**Required work**
Would you write out all of the records that follow, exactly as they stand?

Component data from apps and pages:
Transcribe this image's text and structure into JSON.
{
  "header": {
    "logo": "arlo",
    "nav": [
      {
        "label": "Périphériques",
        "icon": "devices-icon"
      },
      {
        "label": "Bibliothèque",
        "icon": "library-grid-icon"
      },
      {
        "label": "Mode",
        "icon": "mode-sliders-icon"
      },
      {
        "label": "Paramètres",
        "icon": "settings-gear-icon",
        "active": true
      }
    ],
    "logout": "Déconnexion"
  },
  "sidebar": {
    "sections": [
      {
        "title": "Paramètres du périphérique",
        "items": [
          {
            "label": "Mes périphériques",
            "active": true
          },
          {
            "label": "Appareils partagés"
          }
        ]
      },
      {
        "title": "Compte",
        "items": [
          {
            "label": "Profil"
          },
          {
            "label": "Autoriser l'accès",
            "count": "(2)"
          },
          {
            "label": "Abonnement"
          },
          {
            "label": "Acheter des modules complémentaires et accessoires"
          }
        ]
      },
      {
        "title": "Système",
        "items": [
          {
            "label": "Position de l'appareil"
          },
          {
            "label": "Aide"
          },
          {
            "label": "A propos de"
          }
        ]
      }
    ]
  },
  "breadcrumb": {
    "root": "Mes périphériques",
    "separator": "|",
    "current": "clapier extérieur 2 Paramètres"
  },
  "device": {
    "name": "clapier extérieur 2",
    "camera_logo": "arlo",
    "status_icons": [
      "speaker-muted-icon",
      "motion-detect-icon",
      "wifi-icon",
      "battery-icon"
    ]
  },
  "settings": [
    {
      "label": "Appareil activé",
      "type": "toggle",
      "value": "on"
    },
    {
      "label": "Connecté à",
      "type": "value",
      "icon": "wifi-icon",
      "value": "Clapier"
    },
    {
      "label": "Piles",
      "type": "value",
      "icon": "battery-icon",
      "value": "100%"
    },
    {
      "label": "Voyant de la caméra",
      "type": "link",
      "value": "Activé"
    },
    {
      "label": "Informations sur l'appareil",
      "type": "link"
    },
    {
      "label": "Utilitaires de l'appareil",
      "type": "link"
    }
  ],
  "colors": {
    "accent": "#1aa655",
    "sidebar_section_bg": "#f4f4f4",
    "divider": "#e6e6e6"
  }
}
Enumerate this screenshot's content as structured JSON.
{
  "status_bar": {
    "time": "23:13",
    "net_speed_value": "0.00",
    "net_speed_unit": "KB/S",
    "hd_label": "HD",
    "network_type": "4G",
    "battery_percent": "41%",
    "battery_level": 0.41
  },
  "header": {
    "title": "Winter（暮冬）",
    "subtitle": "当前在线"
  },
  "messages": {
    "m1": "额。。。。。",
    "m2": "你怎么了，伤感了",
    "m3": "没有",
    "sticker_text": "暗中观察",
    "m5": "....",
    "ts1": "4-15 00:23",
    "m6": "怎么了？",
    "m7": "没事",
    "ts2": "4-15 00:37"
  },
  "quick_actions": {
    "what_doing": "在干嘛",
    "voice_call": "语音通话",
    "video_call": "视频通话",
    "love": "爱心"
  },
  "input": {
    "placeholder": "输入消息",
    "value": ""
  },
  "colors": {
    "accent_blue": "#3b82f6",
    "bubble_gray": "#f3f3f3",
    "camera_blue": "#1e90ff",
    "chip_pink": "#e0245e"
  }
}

**Task result**
Transcribe this image's text and structure into JSON.
{
  "header": {
    "logo": "arlo",
    "nav": [
      {
        "label": "Périphériques",
        "icon": "devices-icon"
      },
      {
        "label": "Bibliothèque",
        "icon": "library-grid-icon"
      },
      {
        "label": "Mode",
        "icon": "mode-sliders-icon"
      },
      {
        "label": "Paramètres",
        "icon": "settings-gear-icon",
        "active": true
      }
    ],
    "logout": "Déconnexion"
  },
  "sidebar": {
    "sections": [
      {
        "title": "Paramètres du périphérique",
        "items": [
          {
            "label": "Mes périphériques",
            "active": true
          },
          {
            "label": "Appareils partagés"
          }
        ]
      },
      {
        "title": "Compte",
        "items": [
          {
            "label": "Profil"
          },
          {
            "label": "Autoriser l'accès",
            "count": "(2)"
          },
          {
            "label": "Abonnement"
          },
          {
            "label": "Acheter des modules complémentaires et accessoires"
          }
        ]
      },
      {
        "title": "Système",
        "items": [
          {
            "label": "Position de l'appareil"
          },
          {
            "label": "Aide"
          },
          {
            "label": "A propos de"
          }
        ]
      }
    ]
  },
  "breadcrumb": {
    "root": "Mes périphériques",
    "separator": "|",
    "current": "clapier extérieur 2 Paramètres"
  },
  "device": {
    "name": "clapier extérieur 2",
    "camera_logo": "arlo",
    "status_icons": [
      "speaker-muted-icon",
      "motion-detect-icon",
      "wifi-icon",
      "battery-icon"
    ]
  },
  "settings": [
    {
      "label": "Appareil activé",
      "type": "toggle",
      "value": "on"
    },
    {
      "label": "Connecté à",
      "type": "value",
      "icon": "wifi-icon",
      "value": "Clapier"
    },
    {
      "label": "Piles",
      "type": "value",
      "icon": "battery-icon",
      "value": "100%"
    },
    {
      "label": "Voyant de la caméra",
      "type": "link",
      "value": "Activé"
    },
    {
      "label": "Informations sur l'appareil",
      "type": "link"
    },
    {
      "label": "Utilitaires de l'appareil",
      "type": "link"
    }
  ],
  "colors": {
    "accent": "#1aa655",
    "sidebar_section_bg": "#f4f4f4",
    "divider": "#e6e6e6"
  }
}
Enumerate this screenshot's content as structured JSON.
{
  "status_bar": {
    "time": "23:13",
    "net_speed_value": "0.00",
    "net_speed_unit": "KB/S",
    "hd_label": "HD",
    "network_type": "4G",
    "battery_percent": "41%",
    "battery_level": 0.41
  },
  "header": {
    "title": "Winter（暮冬）",
    "subtitle": "当前在线"
  },
  "messages": {
    "m1": "额。。。。。",
    "m2": "你怎么了，伤感了",
    "m3": "没有",
    "sticker_text": "暗中观察",
    "m5": "....",
    "ts1": "4-15 00:23",
    "m6": "怎么了？",
    "m7": "没事",
    "ts2": "4-15 00:37"
  },
  "quick_actions": {
    "what_doing": "在干嘛",
    "voice_call": "语音通话",
    "video_call": "视频通话",
    "love": "爱心"
  },
  "input": {
    "placeholder": "输入消息",
    "value": ""
  },
  "colors": {
    "accent_blue": "#3b82f6",
    "bubble_gray": "#f3f3f3",
    "camera_blue": "#1e90ff",
    "chip_pink": "#e0245e"
  }
}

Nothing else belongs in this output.